He saw the Phar Lap movie a few years ago and knew Irish star Vintage Crop was the first internationally-trained horse to win the race back in 1993.
“I’ve known about it for a few years but didn’t know a lot about it,” Jardine admitted.
It was the Irish- owned Heartbreak City’s second to Almandin in last year’s Cup that convinced Jardine to follow the same path when his horse Nakeeta won Europe’s richest handicap Ebor.
“We were really tempted by the prize money and thought race would be run to suit him, so here we are.
“It’s absolutely brilliant to be part of it and fingers crossed we can take the Cup home to Scotland.
“It won’t be easy but we’re here with every chance.”
In the Scottish town where Iain Jardine grew up, you either played rugby or rode horses.
So Jardine cut his teeth in pony racing before becoming a jump jockey and then turning his hand to training.
Now he has the hopes of Scotland resting on him and Nakeeta, one of a record- equalling 11 internationally trained runners in Tuesday’s race.
“There’s a lot of people rooting for us back home,” he said.
The Cup field is down to 23 after the Chris Waller-trained veteran Who Shot Thebarman’s withdrawal due to an elevated temperature.
Retired Melbourne businessman Lloyd Williams has six horses in this year’s race on Tuesday including last
winner Almandin.

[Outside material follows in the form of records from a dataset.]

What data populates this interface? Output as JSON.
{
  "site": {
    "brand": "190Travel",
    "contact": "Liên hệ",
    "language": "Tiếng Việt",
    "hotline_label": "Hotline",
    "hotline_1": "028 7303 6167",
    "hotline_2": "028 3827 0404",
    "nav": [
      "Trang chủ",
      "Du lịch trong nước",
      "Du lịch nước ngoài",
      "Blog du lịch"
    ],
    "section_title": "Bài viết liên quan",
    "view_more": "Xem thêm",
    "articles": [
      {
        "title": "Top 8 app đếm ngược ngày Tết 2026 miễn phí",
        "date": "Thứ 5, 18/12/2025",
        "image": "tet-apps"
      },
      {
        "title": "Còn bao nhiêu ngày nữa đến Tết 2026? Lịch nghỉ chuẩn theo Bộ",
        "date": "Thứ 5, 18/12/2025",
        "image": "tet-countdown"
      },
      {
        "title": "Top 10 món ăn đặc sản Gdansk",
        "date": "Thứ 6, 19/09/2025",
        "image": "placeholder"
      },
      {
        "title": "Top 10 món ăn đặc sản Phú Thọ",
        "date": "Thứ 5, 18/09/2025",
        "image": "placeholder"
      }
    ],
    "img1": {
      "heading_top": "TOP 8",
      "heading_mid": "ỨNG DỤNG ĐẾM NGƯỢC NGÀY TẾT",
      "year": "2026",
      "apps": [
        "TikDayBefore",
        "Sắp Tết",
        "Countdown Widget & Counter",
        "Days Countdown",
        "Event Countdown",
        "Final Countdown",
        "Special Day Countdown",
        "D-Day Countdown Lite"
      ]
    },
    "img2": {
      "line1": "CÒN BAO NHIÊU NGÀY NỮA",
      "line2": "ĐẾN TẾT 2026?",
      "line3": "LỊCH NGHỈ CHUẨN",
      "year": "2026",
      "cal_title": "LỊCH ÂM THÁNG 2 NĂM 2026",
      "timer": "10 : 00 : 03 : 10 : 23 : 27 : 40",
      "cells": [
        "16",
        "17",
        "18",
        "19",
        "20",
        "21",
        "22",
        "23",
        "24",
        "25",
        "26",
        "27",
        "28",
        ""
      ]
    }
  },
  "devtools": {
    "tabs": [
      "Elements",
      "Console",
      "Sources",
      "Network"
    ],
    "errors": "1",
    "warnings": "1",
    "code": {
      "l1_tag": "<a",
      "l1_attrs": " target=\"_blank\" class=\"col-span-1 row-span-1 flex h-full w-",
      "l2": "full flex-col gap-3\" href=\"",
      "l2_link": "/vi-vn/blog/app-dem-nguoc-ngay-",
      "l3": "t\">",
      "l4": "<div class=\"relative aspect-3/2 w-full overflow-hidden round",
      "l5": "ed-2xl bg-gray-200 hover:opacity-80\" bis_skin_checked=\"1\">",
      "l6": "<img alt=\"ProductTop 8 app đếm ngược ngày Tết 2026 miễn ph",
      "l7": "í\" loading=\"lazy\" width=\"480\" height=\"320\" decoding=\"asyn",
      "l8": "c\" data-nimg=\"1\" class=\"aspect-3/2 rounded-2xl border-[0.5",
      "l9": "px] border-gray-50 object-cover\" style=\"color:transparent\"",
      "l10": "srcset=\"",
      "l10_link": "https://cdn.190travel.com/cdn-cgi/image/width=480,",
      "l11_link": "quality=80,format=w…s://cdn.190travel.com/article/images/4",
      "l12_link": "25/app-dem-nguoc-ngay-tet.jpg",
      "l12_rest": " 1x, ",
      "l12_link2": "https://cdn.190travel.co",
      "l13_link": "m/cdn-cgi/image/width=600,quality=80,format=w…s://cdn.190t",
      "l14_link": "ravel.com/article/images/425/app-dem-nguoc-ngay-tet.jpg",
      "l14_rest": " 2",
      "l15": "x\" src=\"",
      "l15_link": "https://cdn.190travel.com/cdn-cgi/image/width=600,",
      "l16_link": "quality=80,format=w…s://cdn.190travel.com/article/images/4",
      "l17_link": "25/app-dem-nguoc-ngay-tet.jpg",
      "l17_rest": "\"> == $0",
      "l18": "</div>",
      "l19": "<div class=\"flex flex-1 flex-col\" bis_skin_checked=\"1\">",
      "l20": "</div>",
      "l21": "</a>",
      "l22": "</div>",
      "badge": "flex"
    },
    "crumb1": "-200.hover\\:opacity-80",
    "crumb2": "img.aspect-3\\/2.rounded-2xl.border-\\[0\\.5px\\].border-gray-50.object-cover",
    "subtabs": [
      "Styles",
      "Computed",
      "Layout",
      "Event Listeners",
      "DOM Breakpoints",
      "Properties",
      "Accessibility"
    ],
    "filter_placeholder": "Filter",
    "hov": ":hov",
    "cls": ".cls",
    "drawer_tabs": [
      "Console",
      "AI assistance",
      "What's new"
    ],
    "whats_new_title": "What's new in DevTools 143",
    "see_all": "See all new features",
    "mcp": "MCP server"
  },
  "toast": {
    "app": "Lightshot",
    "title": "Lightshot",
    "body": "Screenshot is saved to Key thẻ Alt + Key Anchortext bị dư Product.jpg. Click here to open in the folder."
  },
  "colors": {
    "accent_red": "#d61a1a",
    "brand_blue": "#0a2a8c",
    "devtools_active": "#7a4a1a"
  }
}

Almandin is favourite to make it back-to- back wins and add to Williams’ record tally of five Melbourne Cups.
Superstar jockey Frankie Dettori desperately hopes Almandin can finally add the Melbourne Cup to his CV, after 15 attempts over 24 years.